There's no doubt that years of blustering rhetoric and bombast cost many lives
WALKING the corridors of the European Parliament one afternoon in the autumn of 1993, the booming voice of Ian Paisley could be heard over the tannoy belting out the usual negative bilge.
The "good doctor" was a rare contributor in the European assembly where he served for many years alongside John Hume of the SDLP. In Brussels and Strasbourg, the pair were in some respects walking cliches - Hume was sociable and well-known to his colleagues from all member states, Paisley was very occasionally seen sitting alone in the corner of one of the cafes with a pot of tea perusing his well-thumbed Bible.
All of those 21 years ago, things were extremely grim in the North and in this rare European Parliament speech, Paisley was laying it on with loads of "no-this and no-that". He was in full flight, when quite by chance I crossed John Hume in the corridor.
Hume reached into his jacket pocket and produced a small note signed by Paisley's assistant at the time, the Belfast councillor Nigel Dodds. The neat handwriting said: "John, our meeting with Commissioner Bruce Millan has been put off until tomorrow, regards Nigel."
The note spoke eloquently about how Hume and Paisley worked quietly together on issues like regional funds (the area over which the Scot Bruce Millan was then in charge) and EU agriculture policy. Paisley's voice had gone off the tannoy, and it was a chance for this writer to ask Hume how the two got on together.
"Ah, we get on well enough. He's a pragmatist and he can be sociable when the mood hits him.
"I think we could make a lot of progress on the North's problems if I could get him to share a good bottle of French wine," Hume mused.
What Hume did not say then, nor at any other time in my hearing, was how unfortunate and phoney this public Paisley rhetoric and private pragmatism really were.
Paisley could have done so much more if he was publicly seen more often to be working alongside Hume, who never made any secret of his desire to work for the Irish people in Belfast, Dublin, London or Brussels.
It would take Paisley fully a quarter of a century to be publicly seen collaborating - not just with the constitutional nationalists of the SDLP - but with the former IRA commander, Martin McGuinness. The decades of murder and mayhem on this island had complex, interwoven and ongoing causes.

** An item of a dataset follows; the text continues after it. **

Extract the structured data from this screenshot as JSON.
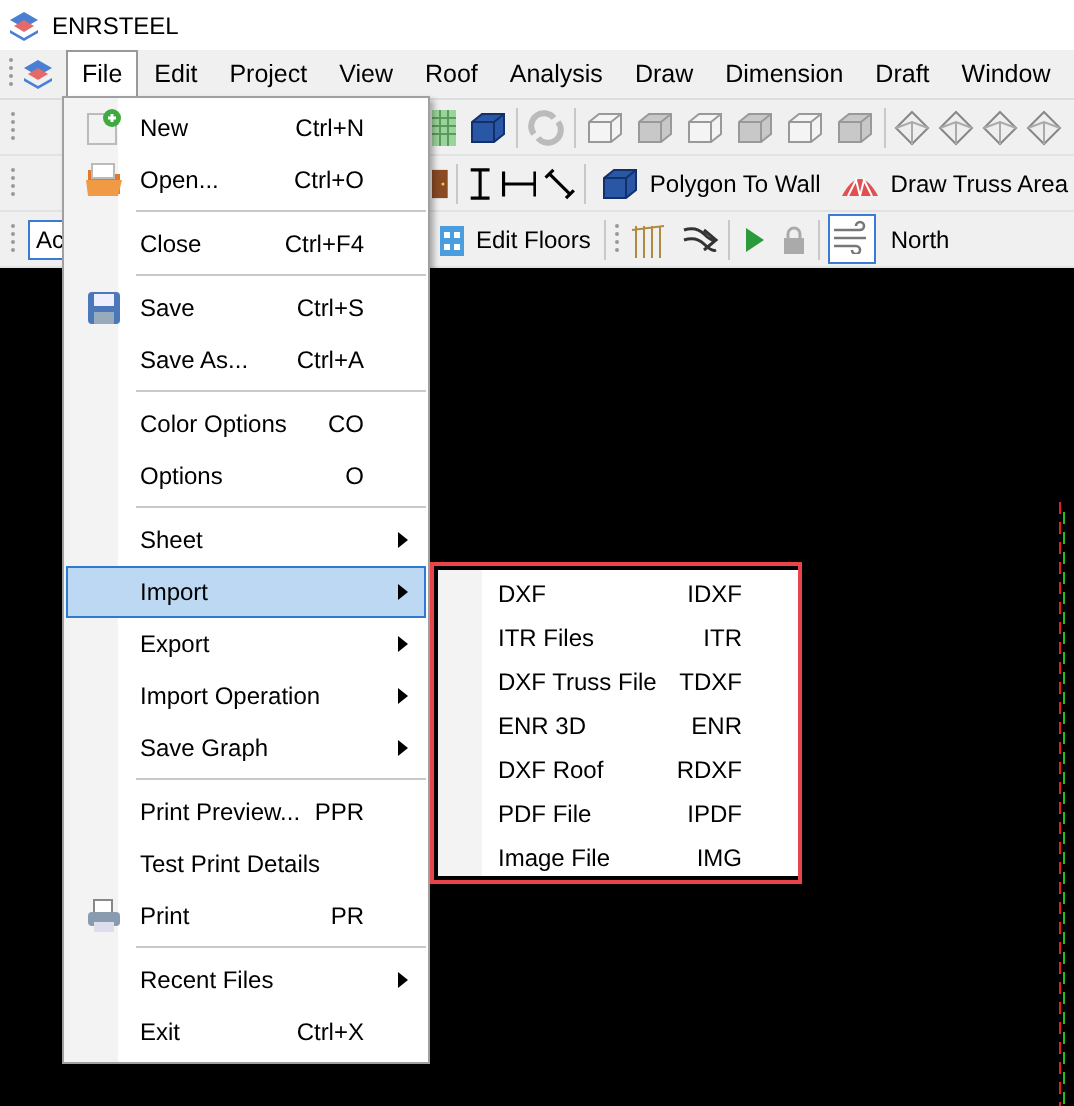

But, as we reflect on the long and diverse career of Ian Kyle Paisley, that little vignette from the European Parliament in Strasbourg screams out: Why the years of delay which cost so many innocent lives?